Maybe you are not making sales because you aren’t treating your animation, illustration, photography, fitness, or music business as a brand, or even as a business.
The foundation to understand your business will be to define your brand as early as possible, and let it evolve and grow. Your only job is to nurture it. Let it grow.
The a-ha moment
The a-ha moment is the fun part. Have you ever walked in the dark, and despite knowing your house, you still sort of missed the door handle? Or you were stroking the wall in an attempt to not hit your face.

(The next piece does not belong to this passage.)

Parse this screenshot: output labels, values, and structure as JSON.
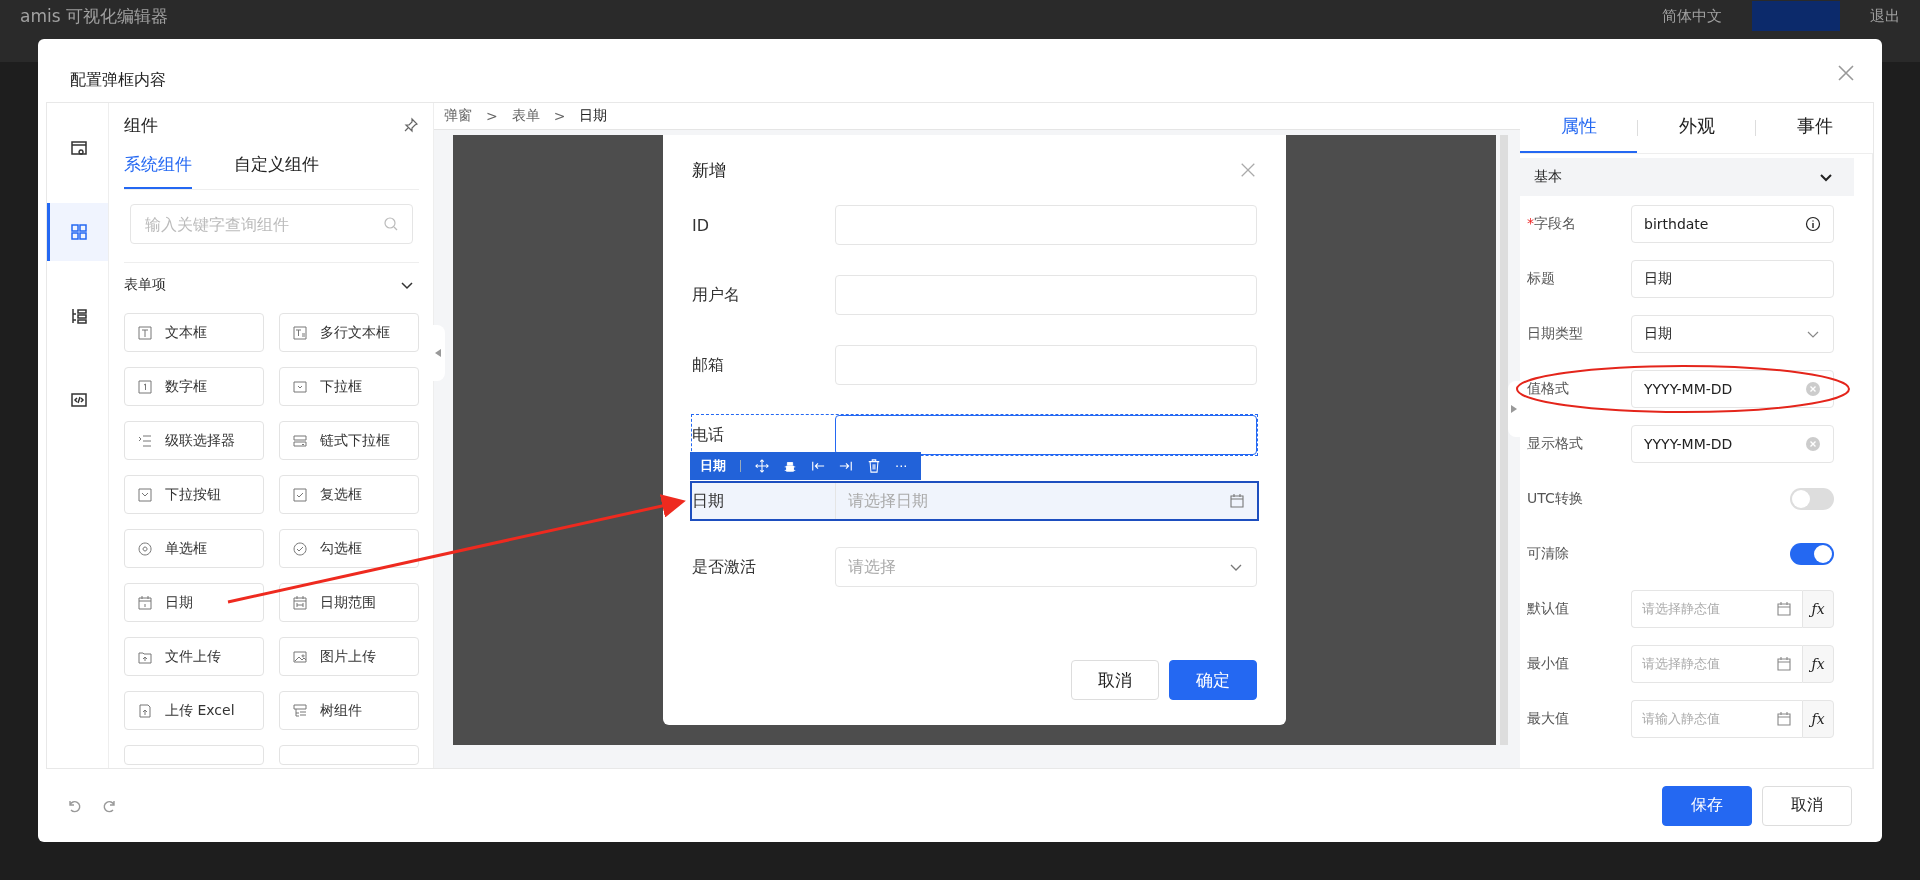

And then when you find the damn handle, you go “a-ha, there you are!” It takes a special skill to walk in the dark and find the door handle, not everybody has the balance to do it successfully.
If you would apply design thinking in this situation, I’d say that maybe you need a lamp by your door or arm chair so when you have to walk, you turn it on without having to fiddle in the dark for the light switch or the handle itself. Maybe you thought that the problem was the door handle, instead of seeing the problem for what it was: the dark.
The a-ha moment, or the design thinking lifestyle, is the ability of seeing things by another perspective. Macro, not micro. When you detach from a situation and you are able to assess it for what it really is, you eliminate risks and mistakes that could be repetitive. Fix the well, not the tap type of deal. Simplicity is the key.
How I work
Branding is about defining the qualities and personality of a business, which will support the creativity and the story on marketing campaigns. This part of the branding is conceptual and it is based on the following aspects:
- The audience;
- The word that defines the business;
- The values;
- The personality and tone of voice;
- The mission and vision;
- The unique selling preposition (or USP)
Some businesses struggle on defining the items on the second and last points. They can be a bit confusing to define at first but I am here to talk you through it.
The VI consists of the visual definition of the business in order to facilitate an audience. People are more likely to buy from people they know, like and trust. By solidifying a brand through visuals (and through other senses, too) a business can be more easily identified.
What’s included on a Visual identity?
- Logo design (in three different formats);
- Typography (fonts);
- Color palletes;
- Layouts (such as business cards, social media templates, banners, etc);
A visual identity becomes powerful alongside a well defined brand.
The Design Thinking method was created in Stanford University in California. This method is a concept that David Kelley (one of the pioneers behind DT) uses to denominate designers that think and solve problems differently. This mindset allows us to solve problems from the root, therefore, believe it or not, it’s unconventional (specially in a world where being a Graphic Designer is a status). Fix the well, not the tap.
The logo creation and all the other problems that I face as a professional go through my Design Thinking mind. If would simplify (a lot) Design Thinking, it would look like this:
- identifying the problem;
- learning and iteration.
Design Thinking is not a linear process, therefore at any given time (specially at the light of new information) the Designer might find him or herself going back to earlier steps. For example, during the prototyping phase, noticing something doesn’t quite work, which would require more research, new ideas and new prototypes. The end goal is the result.
Lettering is a technique to draw characters. It’s not calligraphy. Since it’s personalized, there is a higher possibility to inject personality in each character, adding more flexibility and uniqueness in the project and in the brand, consequently. However, the client always has the option of using fonts, of course, lettering is my brand’s asset that the client might solicit for a project.
All my process is documented, because it has brand equity value for my and the client’s brand.